Source data =>
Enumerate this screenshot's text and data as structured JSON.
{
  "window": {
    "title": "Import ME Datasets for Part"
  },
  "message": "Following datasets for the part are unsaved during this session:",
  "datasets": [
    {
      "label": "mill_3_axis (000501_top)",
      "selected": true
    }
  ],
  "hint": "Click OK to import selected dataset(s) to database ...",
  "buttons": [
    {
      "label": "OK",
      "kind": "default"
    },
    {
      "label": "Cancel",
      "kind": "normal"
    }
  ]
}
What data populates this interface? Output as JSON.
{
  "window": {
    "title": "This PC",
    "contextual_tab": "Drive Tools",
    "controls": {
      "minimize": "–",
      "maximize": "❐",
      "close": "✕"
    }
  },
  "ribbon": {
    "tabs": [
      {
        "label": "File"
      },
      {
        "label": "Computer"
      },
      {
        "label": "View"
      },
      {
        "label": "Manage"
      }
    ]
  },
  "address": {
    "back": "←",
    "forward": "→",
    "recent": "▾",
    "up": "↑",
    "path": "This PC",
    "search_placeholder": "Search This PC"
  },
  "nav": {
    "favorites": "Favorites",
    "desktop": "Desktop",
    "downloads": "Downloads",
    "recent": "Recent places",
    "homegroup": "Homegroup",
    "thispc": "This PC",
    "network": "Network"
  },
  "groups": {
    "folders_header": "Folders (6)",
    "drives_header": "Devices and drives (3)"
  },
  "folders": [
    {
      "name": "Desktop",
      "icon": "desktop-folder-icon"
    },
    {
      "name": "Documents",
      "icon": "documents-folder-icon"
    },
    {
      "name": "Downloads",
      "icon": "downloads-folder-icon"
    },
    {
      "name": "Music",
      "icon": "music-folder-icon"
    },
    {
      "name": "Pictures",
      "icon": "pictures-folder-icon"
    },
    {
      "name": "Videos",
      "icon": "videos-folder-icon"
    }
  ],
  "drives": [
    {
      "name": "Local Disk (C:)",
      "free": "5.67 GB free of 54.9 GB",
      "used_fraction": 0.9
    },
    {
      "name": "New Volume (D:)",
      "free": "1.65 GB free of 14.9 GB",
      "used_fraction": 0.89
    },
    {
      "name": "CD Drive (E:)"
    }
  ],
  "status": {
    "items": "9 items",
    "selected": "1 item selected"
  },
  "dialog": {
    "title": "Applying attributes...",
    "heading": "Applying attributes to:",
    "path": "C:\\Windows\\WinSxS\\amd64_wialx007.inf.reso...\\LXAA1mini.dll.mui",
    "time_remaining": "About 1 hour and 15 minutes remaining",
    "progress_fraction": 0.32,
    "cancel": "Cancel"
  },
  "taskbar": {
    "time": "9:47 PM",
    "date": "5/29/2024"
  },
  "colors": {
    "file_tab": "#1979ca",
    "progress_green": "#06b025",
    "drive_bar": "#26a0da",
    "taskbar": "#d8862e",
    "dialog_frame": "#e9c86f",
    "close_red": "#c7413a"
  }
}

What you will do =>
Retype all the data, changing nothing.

Answer to the problem =>
Enumerate this screenshot's text and data as structured JSON.
{
  "window": {
    "title": "Import ME Datasets for Part"
  },
  "message": "Following datasets for the part are unsaved during this session:",
  "datasets": [
    {
      "label": "mill_3_axis (000501_top)",
      "selected": true
    }
  ],
  "hint": "Click OK to import selected dataset(s) to database ...",
  "buttons": [
    {
      "label": "OK",
      "kind": "default"
    },
    {
      "label": "Cancel",
      "kind": "normal"
    }
  ]
}
What data populates this interface? Output as JSON.
{
  "window": {
    "title": "This PC",
    "contextual_tab": "Drive Tools",
    "controls": {
      "minimize": "–",
      "maximize": "❐",
      "close": "✕"
    }
  },
  "ribbon": {
    "tabs": [
      {
        "label": "File"
      },
      {
        "label": "Computer"
      },
      {
        "label": "View"
      },
      {
        "label": "Manage"
      }
    ]
  },
  "address": {
    "back": "←",
    "forward": "→",
    "recent": "▾",
    "up": "↑",
    "path": "This PC",
    "search_placeholder": "Search This PC"
  },
  "nav": {
    "favorites": "Favorites",
    "desktop": "Desktop",
    "downloads": "Downloads",
    "recent": "Recent places",
    "homegroup": "Homegroup",
    "thispc": "This PC",
    "network": "Network"
  },
  "groups": {
    "folders_header": "Folders (6)",
    "drives_header": "Devices and drives (3)"
  },
  "folders": [
    {
      "name": "Desktop",
      "icon": "desktop-folder-icon"
    },
    {
      "name": "Documents",
      "icon": "documents-folder-icon"
    },
    {
      "name": "Downloads",
      "icon": "downloads-folder-icon"
    },
    {
      "name": "Music",
      "icon": "music-folder-icon"
    },
    {
      "name": "Pictures",
      "icon": "pictures-folder-icon"
    },
    {
      "name": "Videos",
      "icon": "videos-folder-icon"
    }
  ],
  "drives": [
    {
      "name": "Local Disk (C:)",
      "free": "5.67 GB free of 54.9 GB",
      "used_fraction": 0.9
    },
    {
      "name": "New Volume (D:)",
      "free": "1.65 GB free of 14.9 GB",
      "used_fraction": 0.89
    },
    {
      "name": "CD Drive (E:)"
    }
  ],
  "status": {
    "items": "9 items",
    "selected": "1 item selected"
  },
  "dialog": {
    "title": "Applying attributes...",
    "heading": "Applying attributes to:",
    "path": "C:\\Windows\\WinSxS\\amd64_wialx007.inf.reso...\\LXAA1mini.dll.mui",
    "time_remaining": "About 1 hour and 15 minutes remaining",
    "progress_fraction": 0.32,
    "cancel": "Cancel"
  },
  "taskbar": {
    "time": "9:47 PM",
    "date": "5/29/2024"
  },
  "colors": {
    "file_tab": "#1979ca",
    "progress_green": "#06b025",
    "drive_bar": "#26a0da",
    "taskbar": "#d8862e",
    "dialog_frame": "#e9c86f",
    "close_red": "#c7413a"
  }
}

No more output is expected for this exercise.